WORK INSTRUCTION – Each line in the data holding "Windows" should be listed.

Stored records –
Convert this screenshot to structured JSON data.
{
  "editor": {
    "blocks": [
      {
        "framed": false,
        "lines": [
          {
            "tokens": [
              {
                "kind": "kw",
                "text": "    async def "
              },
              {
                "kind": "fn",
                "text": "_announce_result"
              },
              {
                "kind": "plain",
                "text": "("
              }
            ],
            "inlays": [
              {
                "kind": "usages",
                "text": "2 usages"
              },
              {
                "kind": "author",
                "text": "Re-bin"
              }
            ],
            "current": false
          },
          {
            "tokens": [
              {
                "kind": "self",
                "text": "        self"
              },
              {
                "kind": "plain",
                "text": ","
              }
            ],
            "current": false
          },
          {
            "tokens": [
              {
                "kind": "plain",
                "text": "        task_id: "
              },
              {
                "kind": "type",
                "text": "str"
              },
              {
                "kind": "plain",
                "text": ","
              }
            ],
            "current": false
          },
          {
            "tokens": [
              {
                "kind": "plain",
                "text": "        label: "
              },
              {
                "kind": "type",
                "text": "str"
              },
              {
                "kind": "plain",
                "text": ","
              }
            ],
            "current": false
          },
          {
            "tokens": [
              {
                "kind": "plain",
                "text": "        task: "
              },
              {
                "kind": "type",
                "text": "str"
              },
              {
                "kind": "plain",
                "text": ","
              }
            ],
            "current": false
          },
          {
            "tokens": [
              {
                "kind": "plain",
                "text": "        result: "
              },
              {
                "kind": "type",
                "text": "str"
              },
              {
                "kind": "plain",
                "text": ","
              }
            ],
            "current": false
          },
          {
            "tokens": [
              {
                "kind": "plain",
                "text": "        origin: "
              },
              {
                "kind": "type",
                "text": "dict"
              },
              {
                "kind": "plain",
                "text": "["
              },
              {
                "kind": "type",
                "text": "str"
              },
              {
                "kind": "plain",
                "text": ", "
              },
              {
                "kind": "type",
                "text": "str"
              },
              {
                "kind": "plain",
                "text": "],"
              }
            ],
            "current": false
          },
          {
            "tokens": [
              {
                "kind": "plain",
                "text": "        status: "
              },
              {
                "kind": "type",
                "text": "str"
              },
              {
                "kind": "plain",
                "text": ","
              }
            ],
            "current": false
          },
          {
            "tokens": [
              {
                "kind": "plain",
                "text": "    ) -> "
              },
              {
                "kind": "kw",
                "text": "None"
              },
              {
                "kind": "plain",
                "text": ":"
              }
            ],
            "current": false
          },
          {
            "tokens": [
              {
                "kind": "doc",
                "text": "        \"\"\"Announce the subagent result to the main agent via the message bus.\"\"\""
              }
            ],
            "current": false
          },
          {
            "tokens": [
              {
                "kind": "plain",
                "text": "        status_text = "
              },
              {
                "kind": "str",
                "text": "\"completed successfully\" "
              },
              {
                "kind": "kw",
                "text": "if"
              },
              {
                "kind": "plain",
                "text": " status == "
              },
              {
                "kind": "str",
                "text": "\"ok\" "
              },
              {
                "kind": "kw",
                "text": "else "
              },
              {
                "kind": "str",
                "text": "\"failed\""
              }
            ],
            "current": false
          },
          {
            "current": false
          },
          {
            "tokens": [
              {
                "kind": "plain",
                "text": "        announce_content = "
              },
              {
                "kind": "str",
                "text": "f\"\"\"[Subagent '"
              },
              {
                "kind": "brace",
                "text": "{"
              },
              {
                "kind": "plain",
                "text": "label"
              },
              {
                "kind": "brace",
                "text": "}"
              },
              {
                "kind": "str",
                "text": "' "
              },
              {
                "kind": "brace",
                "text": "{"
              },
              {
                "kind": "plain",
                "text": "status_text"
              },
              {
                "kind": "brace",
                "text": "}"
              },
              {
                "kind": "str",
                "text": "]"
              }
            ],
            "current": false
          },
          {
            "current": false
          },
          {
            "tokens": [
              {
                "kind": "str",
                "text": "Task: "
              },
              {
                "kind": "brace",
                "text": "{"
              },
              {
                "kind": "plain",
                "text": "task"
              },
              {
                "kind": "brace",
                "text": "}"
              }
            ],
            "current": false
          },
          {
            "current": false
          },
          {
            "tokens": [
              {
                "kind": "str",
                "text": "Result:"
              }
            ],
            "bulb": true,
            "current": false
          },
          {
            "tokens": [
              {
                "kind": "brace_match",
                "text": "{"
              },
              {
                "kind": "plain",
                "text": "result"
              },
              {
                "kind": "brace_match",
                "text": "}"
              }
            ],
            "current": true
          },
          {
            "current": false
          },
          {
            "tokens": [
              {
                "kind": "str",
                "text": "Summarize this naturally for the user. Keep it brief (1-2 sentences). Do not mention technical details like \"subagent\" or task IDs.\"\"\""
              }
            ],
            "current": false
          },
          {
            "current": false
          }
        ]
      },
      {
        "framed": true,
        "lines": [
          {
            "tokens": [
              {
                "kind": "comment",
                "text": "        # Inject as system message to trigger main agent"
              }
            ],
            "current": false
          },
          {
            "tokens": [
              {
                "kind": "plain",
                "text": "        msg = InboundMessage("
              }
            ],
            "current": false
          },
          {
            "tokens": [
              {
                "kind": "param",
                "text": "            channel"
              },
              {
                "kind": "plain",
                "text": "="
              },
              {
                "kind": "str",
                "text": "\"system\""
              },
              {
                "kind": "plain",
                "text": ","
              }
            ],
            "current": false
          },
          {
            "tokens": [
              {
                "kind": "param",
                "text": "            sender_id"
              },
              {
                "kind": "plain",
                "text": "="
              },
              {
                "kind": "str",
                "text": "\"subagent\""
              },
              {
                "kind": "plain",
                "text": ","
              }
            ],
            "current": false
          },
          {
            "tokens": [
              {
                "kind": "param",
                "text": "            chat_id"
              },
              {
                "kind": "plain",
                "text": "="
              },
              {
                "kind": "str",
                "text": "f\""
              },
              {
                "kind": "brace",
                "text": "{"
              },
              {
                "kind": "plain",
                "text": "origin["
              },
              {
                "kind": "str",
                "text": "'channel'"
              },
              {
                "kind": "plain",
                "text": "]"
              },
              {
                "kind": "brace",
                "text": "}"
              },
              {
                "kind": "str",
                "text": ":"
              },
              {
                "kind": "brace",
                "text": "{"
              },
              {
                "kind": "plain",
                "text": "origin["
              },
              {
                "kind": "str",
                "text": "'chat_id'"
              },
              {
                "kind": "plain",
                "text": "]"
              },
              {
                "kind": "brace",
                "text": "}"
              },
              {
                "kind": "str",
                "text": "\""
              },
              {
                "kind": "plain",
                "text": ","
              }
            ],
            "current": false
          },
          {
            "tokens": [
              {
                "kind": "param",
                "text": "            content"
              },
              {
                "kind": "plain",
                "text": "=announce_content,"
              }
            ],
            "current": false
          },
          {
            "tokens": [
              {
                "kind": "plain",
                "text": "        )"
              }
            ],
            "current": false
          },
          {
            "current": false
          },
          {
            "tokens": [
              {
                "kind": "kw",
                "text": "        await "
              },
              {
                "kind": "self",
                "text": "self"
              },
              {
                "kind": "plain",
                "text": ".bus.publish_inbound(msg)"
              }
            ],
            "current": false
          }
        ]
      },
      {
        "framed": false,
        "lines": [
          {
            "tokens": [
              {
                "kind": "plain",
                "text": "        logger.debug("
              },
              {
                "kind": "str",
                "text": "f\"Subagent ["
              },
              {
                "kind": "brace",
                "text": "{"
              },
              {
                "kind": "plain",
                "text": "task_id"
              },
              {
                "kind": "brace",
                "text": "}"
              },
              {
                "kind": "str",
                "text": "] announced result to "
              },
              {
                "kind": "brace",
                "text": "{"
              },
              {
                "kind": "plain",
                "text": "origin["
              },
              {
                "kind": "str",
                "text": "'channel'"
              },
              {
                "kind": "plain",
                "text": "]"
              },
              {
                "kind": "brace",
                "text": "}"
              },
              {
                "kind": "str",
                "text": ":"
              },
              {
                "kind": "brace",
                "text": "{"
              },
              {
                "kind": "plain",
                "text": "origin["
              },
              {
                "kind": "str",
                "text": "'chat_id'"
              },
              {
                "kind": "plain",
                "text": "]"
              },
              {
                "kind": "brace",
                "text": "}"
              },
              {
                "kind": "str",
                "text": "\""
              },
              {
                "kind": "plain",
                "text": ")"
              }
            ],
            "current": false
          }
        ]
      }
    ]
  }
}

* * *

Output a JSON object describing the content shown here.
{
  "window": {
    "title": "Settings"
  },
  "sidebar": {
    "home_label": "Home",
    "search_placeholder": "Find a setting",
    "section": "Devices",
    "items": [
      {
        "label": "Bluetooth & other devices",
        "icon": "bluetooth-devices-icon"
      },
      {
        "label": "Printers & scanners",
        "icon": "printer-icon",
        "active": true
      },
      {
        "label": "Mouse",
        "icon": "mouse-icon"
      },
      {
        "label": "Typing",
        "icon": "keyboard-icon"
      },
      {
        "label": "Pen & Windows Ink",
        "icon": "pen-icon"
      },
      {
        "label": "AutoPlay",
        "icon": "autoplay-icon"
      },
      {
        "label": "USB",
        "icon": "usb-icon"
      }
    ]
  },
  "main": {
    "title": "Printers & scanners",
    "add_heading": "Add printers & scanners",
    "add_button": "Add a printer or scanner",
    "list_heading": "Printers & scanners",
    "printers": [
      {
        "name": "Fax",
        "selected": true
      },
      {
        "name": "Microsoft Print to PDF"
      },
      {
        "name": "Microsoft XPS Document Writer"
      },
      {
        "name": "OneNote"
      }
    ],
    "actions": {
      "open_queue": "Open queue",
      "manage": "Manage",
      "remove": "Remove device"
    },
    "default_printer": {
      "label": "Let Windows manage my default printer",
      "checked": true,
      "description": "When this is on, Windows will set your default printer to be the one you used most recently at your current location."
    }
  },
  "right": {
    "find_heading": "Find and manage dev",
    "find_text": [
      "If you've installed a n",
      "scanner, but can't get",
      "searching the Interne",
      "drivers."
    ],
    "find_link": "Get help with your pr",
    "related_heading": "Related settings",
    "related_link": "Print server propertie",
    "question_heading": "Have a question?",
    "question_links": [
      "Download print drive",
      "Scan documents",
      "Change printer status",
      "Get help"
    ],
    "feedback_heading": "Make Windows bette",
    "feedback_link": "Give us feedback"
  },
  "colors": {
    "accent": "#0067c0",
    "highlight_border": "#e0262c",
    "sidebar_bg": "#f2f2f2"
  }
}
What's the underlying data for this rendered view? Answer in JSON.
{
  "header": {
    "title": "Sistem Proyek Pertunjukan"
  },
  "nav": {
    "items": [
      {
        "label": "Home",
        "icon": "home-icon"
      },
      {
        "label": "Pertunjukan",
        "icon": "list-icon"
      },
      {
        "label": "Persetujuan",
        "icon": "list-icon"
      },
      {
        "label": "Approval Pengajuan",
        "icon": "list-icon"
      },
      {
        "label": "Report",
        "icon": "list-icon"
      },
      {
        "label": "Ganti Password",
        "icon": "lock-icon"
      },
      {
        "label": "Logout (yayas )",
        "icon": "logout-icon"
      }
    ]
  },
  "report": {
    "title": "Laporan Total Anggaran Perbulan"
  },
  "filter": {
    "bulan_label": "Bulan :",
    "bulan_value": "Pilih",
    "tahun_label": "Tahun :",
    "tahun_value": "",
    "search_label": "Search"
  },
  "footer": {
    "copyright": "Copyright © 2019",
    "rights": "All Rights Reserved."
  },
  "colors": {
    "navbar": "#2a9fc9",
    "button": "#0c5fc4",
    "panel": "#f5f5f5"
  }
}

RESPONSE TO THE TASK –
        "label": "Pen & Windows Ink",
      "label": "Let Windows manage my default printer",
      "description": "When this is on, Windows will set your default printer to be the one you used most recently at your current location."
    "feedback_heading": "Make Windows bette",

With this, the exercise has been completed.